=== Data section ===
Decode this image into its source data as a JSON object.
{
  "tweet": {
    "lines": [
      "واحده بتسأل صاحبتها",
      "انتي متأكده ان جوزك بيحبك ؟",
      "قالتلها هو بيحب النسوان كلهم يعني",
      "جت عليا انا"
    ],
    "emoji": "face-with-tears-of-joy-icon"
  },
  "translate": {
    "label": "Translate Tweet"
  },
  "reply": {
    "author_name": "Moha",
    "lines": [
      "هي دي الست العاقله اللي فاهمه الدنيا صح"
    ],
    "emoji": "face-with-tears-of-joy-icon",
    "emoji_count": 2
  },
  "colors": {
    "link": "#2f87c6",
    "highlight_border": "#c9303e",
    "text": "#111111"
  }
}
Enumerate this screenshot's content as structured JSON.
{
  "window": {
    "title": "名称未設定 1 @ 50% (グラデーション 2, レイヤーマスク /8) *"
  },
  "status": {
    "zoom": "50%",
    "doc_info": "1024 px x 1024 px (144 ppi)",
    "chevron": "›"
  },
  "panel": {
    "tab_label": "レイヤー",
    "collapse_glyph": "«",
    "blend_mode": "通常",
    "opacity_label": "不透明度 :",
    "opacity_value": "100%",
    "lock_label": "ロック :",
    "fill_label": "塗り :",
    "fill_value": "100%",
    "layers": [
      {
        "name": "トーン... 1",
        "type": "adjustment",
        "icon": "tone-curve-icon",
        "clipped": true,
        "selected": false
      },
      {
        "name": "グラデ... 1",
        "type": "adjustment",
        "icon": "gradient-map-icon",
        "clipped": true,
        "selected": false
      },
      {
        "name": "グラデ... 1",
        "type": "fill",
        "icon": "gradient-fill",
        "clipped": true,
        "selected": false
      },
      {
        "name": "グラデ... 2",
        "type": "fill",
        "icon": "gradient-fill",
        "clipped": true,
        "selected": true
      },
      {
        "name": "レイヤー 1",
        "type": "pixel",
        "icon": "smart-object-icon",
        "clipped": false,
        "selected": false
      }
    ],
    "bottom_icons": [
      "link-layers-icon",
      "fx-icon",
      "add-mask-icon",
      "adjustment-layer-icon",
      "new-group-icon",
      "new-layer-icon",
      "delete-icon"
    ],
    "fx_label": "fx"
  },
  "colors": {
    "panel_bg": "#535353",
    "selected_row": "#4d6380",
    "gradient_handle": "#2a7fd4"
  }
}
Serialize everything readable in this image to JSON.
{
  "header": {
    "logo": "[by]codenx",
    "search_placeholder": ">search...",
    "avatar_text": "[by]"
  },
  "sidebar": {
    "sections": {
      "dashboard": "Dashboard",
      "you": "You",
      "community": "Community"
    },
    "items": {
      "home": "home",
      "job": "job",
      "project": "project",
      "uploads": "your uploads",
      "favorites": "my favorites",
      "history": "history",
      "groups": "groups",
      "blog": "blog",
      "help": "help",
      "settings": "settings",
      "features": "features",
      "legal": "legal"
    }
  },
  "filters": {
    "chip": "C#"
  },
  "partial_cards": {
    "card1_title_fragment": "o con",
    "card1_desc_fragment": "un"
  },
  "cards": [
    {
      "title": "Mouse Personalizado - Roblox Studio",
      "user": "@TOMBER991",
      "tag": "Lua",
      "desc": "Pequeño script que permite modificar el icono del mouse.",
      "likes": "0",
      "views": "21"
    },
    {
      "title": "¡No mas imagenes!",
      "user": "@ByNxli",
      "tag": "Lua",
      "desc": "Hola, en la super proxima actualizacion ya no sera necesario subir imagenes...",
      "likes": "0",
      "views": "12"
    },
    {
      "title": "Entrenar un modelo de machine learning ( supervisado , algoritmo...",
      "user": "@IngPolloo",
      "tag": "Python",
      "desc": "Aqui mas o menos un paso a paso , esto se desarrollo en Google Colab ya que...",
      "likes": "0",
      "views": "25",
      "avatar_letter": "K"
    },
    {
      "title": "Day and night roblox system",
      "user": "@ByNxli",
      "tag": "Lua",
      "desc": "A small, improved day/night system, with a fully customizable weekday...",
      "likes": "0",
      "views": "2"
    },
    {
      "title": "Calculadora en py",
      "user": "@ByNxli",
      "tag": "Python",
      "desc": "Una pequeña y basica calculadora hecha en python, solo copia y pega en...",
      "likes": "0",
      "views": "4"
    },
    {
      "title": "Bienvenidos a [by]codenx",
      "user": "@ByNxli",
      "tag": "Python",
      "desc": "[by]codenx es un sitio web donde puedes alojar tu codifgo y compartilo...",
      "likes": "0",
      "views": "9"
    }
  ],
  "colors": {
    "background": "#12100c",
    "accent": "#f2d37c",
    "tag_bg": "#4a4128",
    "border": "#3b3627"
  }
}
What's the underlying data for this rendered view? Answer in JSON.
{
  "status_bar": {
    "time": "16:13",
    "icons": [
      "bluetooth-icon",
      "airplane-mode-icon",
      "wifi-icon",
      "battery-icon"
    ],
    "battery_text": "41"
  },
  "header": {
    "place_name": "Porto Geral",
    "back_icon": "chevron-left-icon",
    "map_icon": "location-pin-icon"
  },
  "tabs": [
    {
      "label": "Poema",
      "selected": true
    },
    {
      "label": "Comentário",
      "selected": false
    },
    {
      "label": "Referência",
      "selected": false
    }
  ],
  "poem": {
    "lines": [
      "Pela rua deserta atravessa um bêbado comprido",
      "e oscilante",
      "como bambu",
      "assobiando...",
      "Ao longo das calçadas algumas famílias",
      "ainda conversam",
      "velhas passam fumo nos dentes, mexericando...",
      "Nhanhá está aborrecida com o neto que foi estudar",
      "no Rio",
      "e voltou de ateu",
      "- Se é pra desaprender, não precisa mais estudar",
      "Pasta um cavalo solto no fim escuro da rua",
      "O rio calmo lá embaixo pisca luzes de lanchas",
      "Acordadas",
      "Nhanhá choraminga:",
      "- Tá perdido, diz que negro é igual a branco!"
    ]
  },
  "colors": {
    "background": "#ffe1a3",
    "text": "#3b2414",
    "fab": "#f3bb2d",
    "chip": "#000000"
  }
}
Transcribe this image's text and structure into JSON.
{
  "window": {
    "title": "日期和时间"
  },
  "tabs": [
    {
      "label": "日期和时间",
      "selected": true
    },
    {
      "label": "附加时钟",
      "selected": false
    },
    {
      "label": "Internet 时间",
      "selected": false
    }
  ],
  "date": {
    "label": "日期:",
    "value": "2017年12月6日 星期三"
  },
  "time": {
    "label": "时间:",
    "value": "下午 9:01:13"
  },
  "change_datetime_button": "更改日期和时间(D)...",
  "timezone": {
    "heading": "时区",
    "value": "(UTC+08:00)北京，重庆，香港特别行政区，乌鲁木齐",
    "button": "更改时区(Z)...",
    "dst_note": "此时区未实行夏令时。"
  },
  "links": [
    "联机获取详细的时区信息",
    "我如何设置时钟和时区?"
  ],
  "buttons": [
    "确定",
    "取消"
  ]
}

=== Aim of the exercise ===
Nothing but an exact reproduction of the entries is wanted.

=== Response area ===
Decode this image into its source data as a JSON object.
{
  "tweet": {
    "lines": [
      "واحده بتسأل صاحبتها",
      "انتي متأكده ان جوزك بيحبك ؟",
      "قالتلها هو بيحب النسوان كلهم يعني",
      "جت عليا انا"
    ],
    "emoji": "face-with-tears-of-joy-icon"
  },
  "translate": {
    "label": "Translate Tweet"
  },
  "reply": {
    "author_name": "Moha",
    "lines": [
      "هي دي الست العاقله اللي فاهمه الدنيا صح"
    ],
    "emoji": "face-with-tears-of-joy-icon",
    "emoji_count": 2
  },
  "colors": {
    "link": "#2f87c6",
    "highlight_border": "#c9303e",
    "text": "#111111"
  }
}
Enumerate this screenshot's content as structured JSON.
{
  "window": {
    "title": "名称未設定 1 @ 50% (グラデーション 2, レイヤーマスク /8) *"
  },
  "status": {
    "zoom": "50%",
    "doc_info": "1024 px x 1024 px (144 ppi)",
    "chevron": "›"
  },
  "panel": {
    "tab_label": "レイヤー",
    "collapse_glyph": "«",
    "blend_mode": "通常",
    "opacity_label": "不透明度 :",
    "opacity_value": "100%",
    "lock_label": "ロック :",
    "fill_label": "塗り :",
    "fill_value": "100%",
    "layers": [
      {
        "name": "トーン... 1",
        "type": "adjustment",
        "icon": "tone-curve-icon",
        "clipped": true,
        "selected": false
      },
      {
        "name": "グラデ... 1",
        "type": "adjustment",
        "icon": "gradient-map-icon",
        "clipped": true,
        "selected": false
      },
      {
        "name": "グラデ... 1",
        "type": "fill",
        "icon": "gradient-fill",
        "clipped": true,
        "selected": false
      },
      {
        "name": "グラデ... 2",
        "type": "fill",
        "icon": "gradient-fill",
        "clipped": true,
        "selected": true
      },
      {
        "name": "レイヤー 1",
        "type": "pixel",
        "icon": "smart-object-icon",
        "clipped": false,
        "selected": false
      }
    ],
    "bottom_icons": [
      "link-layers-icon",
      "fx-icon",
      "add-mask-icon",
      "adjustment-layer-icon",
      "new-group-icon",
      "new-layer-icon",
      "delete-icon"
    ],
    "fx_label": "fx"
  },
  "colors": {
    "panel_bg": "#535353",
    "selected_row": "#4d6380",
    "gradient_handle": "#2a7fd4"
  }
}
Serialize everything readable in this image to JSON.
{
  "header": {
    "logo": "[by]codenx",
    "search_placeholder": ">search...",
    "avatar_text": "[by]"
  },
  "sidebar": {
    "sections": {
      "dashboard": "Dashboard",
      "you": "You",
      "community": "Community"
    },
    "items": {
      "home": "home",
      "job": "job",
      "project": "project",
      "uploads": "your uploads",
      "favorites": "my favorites",
      "history": "history",
      "groups": "groups",
      "blog": "blog",
      "help": "help",
      "settings": "settings",
      "features": "features",
      "legal": "legal"
    }
  },
  "filters": {
    "chip": "C#"
  },
  "partial_cards": {
    "card1_title_fragment": "o con",
    "card1_desc_fragment": "un"
  },
  "cards": [
    {
      "title": "Mouse Personalizado - Roblox Studio",
      "user": "@TOMBER991",
      "tag": "Lua",
      "desc": "Pequeño script que permite modificar el icono del mouse.",
      "likes": "0",
      "views": "21"
    },
    {
      "title": "¡No mas imagenes!",
      "user": "@ByNxli",
      "tag": "Lua",
      "desc": "Hola, en la super proxima actualizacion ya no sera necesario subir imagenes...",
      "likes": "0",
      "views": "12"
    },
    {
      "title": "Entrenar un modelo de machine learning ( supervisado , algoritmo...",
      "user": "@IngPolloo",
      "tag": "Python",
      "desc": "Aqui mas o menos un paso a paso , esto se desarrollo en Google Colab ya que...",
      "likes": "0",
      "views": "25",
      "avatar_letter": "K"
    },
    {
      "title": "Day and night roblox system",
      "user": "@ByNxli",
      "tag": "Lua",
      "desc": "A small, improved day/night system, with a fully customizable weekday...",
      "likes": "0",
      "views": "2"
    },
    {
      "title": "Calculadora en py",
      "user": "@ByNxli",
      "tag": "Python",
      "desc": "Una pequeña y basica calculadora hecha en python, solo copia y pega en...",
      "likes": "0",
      "views": "4"
    },
    {
      "title": "Bienvenidos a [by]codenx",
      "user": "@ByNxli",
      "tag": "Python",
      "desc": "[by]codenx es un sitio web donde puedes alojar tu codifgo y compartilo...",
      "likes": "0",
      "views": "9"
    }
  ],
  "colors": {
    "background": "#12100c",
    "accent": "#f2d37c",
    "tag_bg": "#4a4128",
    "border": "#3b3627"
  }
}
What's the underlying data for this rendered view? Answer in JSON.
{
  "status_bar": {
    "time": "16:13",
    "icons": [
      "bluetooth-icon",
      "airplane-mode-icon",
      "wifi-icon",
      "battery-icon"
    ],
    "battery_text": "41"
  },
  "header": {
    "place_name": "Porto Geral",
    "back_icon": "chevron-left-icon",
    "map_icon": "location-pin-icon"
  },
  "tabs": [
    {
      "label": "Poema",
      "selected": true
    },
    {
      "label": "Comentário",
      "selected": false
    },
    {
      "label": "Referência",
      "selected": false
    }
  ],
  "poem": {
    "lines": [
      "Pela rua deserta atravessa um bêbado comprido",
      "e oscilante",
      "como bambu",
      "assobiando...",
      "Ao longo das calçadas algumas famílias",
      "ainda conversam",
      "velhas passam fumo nos dentes, mexericando...",
      "Nhanhá está aborrecida com o neto que foi estudar",
      "no Rio",
      "e voltou de ateu",
      "- Se é pra desaprender, não precisa mais estudar",
      "Pasta um cavalo solto no fim escuro da rua",
      "O rio calmo lá embaixo pisca luzes de lanchas",
      "Acordadas",
      "Nhanhá choraminga:",
      "- Tá perdido, diz que negro é igual a branco!"
    ]
  },
  "colors": {
    "background": "#ffe1a3",
    "text": "#3b2414",
    "fab": "#f3bb2d",
    "chip": "#000000"
  }
}
Transcribe this image's text and structure into JSON.
{
  "window": {
    "title": "日期和时间"
  },
  "tabs": [
    {
      "label": "日期和时间",
      "selected": true
    },
    {
      "label": "附加时钟",
      "selected": false
    },
    {
      "label": "Internet 时间",
      "selected": false
    }
  ],
  "date": {
    "label": "日期:",
    "value": "2017年12月6日 星期三"
  },
  "time": {
    "label": "时间:",
    "value": "下午 9:01:13"
  },
  "change_datetime_button": "更改日期和时间(D)...",
  "timezone": {
    "heading": "时区",
    "value": "(UTC+08:00)北京，重庆，香港特别行政区，乌鲁木齐",
    "button": "更改时区(Z)...",
    "dst_note": "此时区未实行夏令时。"
  },
  "links": [
    "联机获取详细的时区信息",
    "我如何设置时钟和时区?"
  ],
  "buttons": [
    "确定",
    "取消"
  ]
}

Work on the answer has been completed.